222 Hollywood Rd., Sheung Wan, 2291-0006,

The Empty Gallery
Founded by art lover and patron Stephen Cheng, the 3,000-square-foot space is located in Aberdeen, and was designed with Zen sensibilities in mind: the whole gallery is decorated a minimalist black color, aimed at hosting various visual arts, music, dance, and performance art by artists from across the globe. Now featured in the all-black interior is “Ancestor Bone Hug,” an exhibition by Indian-American artist Amit Desai.
19/F, Grand Marine Center, 3 Yue Fung St., Aberdeen,
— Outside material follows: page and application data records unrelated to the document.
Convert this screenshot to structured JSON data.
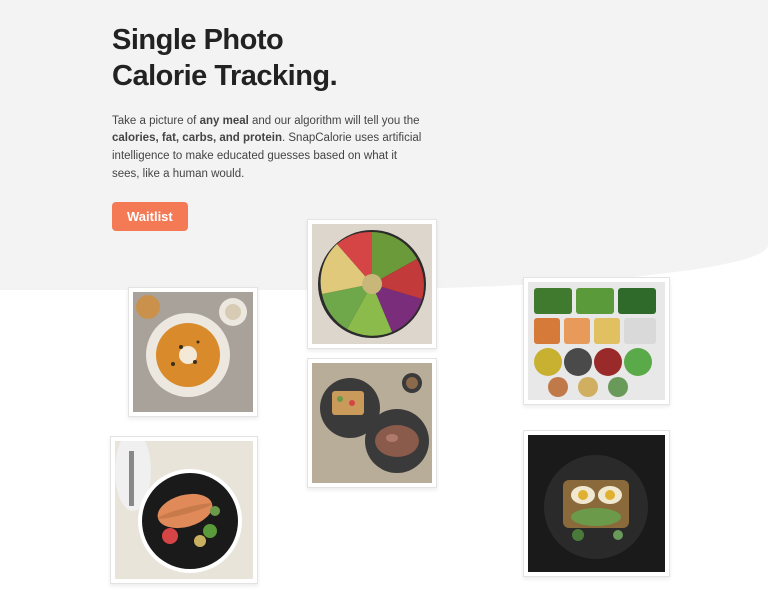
{
  "hero": {
    "title_line1": "Single Photo",
    "title_line2": "Calorie Tracking.",
    "desc_1": "Take a picture of ",
    "desc_bold1": "any meal",
    "desc_2": " and our algorithm will tell you the ",
    "desc_bold2": "calories, fat, carbs, and protein",
    "desc_3": ". SnapCalorie uses artificial intelligence to make educated guesses based on what it sees, like a human would.",
    "cta": "Waitlist"
  },
  "photos": [
    {
      "name": "soup-bowl"
    },
    {
      "name": "buddha-bowl"
    },
    {
      "name": "salad-bar"
    },
    {
      "name": "toast-plates"
    },
    {
      "name": "salmon-dish"
    },
    {
      "name": "egg-avocado-toast"
    }
  ],
  "colors": {
    "accent": "#f47a56",
    "bg_light": "#f3f3f3"
  }
}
White Cube
Since its inception in 1993, White Cube has been exhibiting works of some of the most sought after contemporary artists around the world. The gallery has three branches, two in London and one in Central, Hong Kong. Coming up soon is “I Cried Because I Love You,” contemporary art heavyweight Tracey Emin’s first ever solo exhibition in Greater China.
50 Connaught Rd., Central, 2592-2000
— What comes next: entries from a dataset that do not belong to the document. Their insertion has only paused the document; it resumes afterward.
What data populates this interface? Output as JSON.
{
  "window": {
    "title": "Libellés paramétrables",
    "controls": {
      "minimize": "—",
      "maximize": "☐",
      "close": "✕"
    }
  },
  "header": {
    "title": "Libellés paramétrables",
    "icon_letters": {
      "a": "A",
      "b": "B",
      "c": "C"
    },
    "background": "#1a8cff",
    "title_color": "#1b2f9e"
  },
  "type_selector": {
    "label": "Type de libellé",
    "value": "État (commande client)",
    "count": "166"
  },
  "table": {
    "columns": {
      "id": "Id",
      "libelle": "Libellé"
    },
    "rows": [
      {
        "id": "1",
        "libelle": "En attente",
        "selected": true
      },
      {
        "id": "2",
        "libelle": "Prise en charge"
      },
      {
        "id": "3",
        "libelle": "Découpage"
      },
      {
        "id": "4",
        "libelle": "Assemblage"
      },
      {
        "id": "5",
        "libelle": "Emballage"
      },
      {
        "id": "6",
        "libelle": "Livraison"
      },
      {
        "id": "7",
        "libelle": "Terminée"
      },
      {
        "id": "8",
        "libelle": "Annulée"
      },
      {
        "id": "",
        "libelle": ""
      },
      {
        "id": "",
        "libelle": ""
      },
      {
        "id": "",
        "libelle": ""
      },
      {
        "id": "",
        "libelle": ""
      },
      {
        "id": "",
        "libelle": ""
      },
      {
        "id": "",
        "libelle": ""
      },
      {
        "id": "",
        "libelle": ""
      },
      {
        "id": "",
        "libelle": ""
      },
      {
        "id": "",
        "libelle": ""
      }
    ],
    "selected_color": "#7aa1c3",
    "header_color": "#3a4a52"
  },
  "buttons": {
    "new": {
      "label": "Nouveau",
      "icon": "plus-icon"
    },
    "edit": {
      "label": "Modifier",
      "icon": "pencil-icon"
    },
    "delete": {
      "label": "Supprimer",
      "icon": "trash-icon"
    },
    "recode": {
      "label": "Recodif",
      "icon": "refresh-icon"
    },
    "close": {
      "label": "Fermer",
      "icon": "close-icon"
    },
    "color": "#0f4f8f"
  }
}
Yallay Gallery
Yallay Gallery opened in early 2013 in Wong Chuk Hang. Where much of the local art scene was fascinated in the mid-noughties on the first generation of contemporary Chinese artists, Yallay’s founder Jean Marc Decrop decided instead to play host to the newer crop of artists from China, and go off the beaten path in search of talent from Indonesia, South Asia and the Middle East. It is one of the first galleries in Asia to showcase Arab, Iranian and Turkish contemporary art, including its current exhibition “Reign of Winter” by Iranian artist Rokni Haerizadeh available until Apr 2.
Unit 3C, Yally Building, 6 Yip Fat St., Wong Chuk Hang, 3575-9417

YY9 Gallery
Initially branching off of design consultancy 2b Square, YY9 Gallery has since moved from its Happy Valley location to Chai Wan, and now to its latest location in Quarry Bay to join with the 2b Square design gallery. Celebrating its 11th anniversary this year, it continues to shine light on works—particularly on art objects and paintings—by local artists.
Unit 1702, Eastern Harbour Centre, 28 Hoi Chak St., Quarry Bay, 2574-3730,
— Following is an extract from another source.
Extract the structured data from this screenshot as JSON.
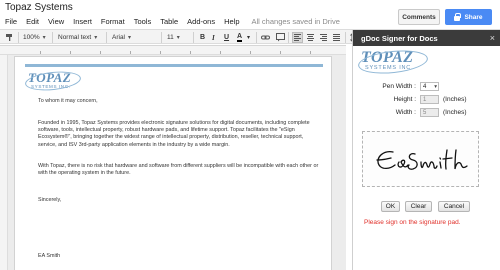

Zee Stone Gallery
Zee Stone, established in 1991, exhibits a wide range of contemporary artists from mainland China, using both ink and color on paper and oil on canvas. The gallery’s exhibitions reflect the rich diversity of contemporary Chinese art, including abstract landscapes, realistic portraits, paintings on rice paper by traditionally trained Chinese masters and new work by a younger generation in acrylic and mixed media.
302, Chinachem Hollywood Centre, 1 Hollywood Rd., Central, 2810-5895,